I agree with that idea.
my (often repeated) objection that time, for example, and belief,
for example, were very different kinds of thing and influenced
truth in very different kinds of ways...
I also agree with that.
his response was always that the point of a context logic was not
to capture the essence or nature of contexts, but rather to be simply
a general framework for stating inferences which might be influenced
by *any* kind of context.
And I have no objection to that idea.
"(that p)" is a kind of quasi-quotation that allows
variables in p to be bound to quantifiers outside of p.
Hmm, I don't think it is correct to think of it as quasi-quotation.
Rather than quoting the sentence, it treats it as defining a
zero-ary predicate, and creates a term denoting that entity.
The backquote in LISP can be applied to any _expression_. The IKL
'that' operator can be implemented in LISP by applying backquote
to sentences in some version of logic.
That is an explanation that is meaningless to anybody who does
not know LISP. But LISP aficionados like that way of talking.
In any case, I agree that your definition is the proper way
to define 'that' in purely CL or IKL terms.
Message Archives: http://ontolog.cim3.net/forum/ontolog-forum/
Config Subscr: http://ontolog.cim3.net/mailman/listinfo/ontolog-forum/
Shared Files: http://ontolog.cim3.net/file/
Community Wiki: http://ontolog.cim3.net/wiki/
To join: http://ontolog.cim3.net/cgi-bin/wiki.pl?WikiHomePage#nid1J

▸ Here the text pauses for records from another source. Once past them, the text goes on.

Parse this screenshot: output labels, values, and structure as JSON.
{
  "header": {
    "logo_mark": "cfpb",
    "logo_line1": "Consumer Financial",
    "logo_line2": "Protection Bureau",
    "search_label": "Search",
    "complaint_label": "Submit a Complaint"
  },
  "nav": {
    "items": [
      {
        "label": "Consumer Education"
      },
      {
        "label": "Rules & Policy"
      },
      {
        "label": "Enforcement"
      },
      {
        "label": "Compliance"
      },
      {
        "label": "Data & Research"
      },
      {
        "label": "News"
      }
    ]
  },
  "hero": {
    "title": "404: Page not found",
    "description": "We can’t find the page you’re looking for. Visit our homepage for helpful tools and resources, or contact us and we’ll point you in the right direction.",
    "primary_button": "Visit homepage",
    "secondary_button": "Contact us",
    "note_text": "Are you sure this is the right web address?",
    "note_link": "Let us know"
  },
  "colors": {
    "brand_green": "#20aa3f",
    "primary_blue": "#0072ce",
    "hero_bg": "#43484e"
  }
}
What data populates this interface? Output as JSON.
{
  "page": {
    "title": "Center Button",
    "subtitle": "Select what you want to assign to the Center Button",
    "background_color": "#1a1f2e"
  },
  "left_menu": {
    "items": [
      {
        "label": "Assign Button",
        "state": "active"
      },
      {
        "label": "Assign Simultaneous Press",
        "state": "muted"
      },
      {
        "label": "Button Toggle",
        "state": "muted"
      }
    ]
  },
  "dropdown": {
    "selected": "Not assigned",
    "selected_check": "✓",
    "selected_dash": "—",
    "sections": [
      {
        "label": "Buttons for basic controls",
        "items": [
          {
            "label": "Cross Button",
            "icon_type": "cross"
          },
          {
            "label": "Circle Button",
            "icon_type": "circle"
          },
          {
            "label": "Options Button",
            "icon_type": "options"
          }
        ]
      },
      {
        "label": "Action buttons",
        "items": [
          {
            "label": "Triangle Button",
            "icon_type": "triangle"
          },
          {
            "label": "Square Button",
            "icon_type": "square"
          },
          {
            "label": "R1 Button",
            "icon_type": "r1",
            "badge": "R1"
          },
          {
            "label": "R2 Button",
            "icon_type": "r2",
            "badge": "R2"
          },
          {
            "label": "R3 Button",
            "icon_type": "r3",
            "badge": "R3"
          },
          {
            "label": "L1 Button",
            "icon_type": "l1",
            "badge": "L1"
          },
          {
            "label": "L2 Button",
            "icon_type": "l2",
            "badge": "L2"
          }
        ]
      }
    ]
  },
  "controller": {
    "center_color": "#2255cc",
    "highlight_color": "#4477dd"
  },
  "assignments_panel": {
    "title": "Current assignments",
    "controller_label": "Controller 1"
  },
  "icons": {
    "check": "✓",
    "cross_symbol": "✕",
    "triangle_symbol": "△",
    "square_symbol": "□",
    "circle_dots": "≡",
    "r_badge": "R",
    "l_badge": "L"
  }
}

No virus found in this message.
Checked by AVG - www.avg.com
Version: 2012.0.2196 / Virus Database: 2437/5153 - Release Date: 07/24/12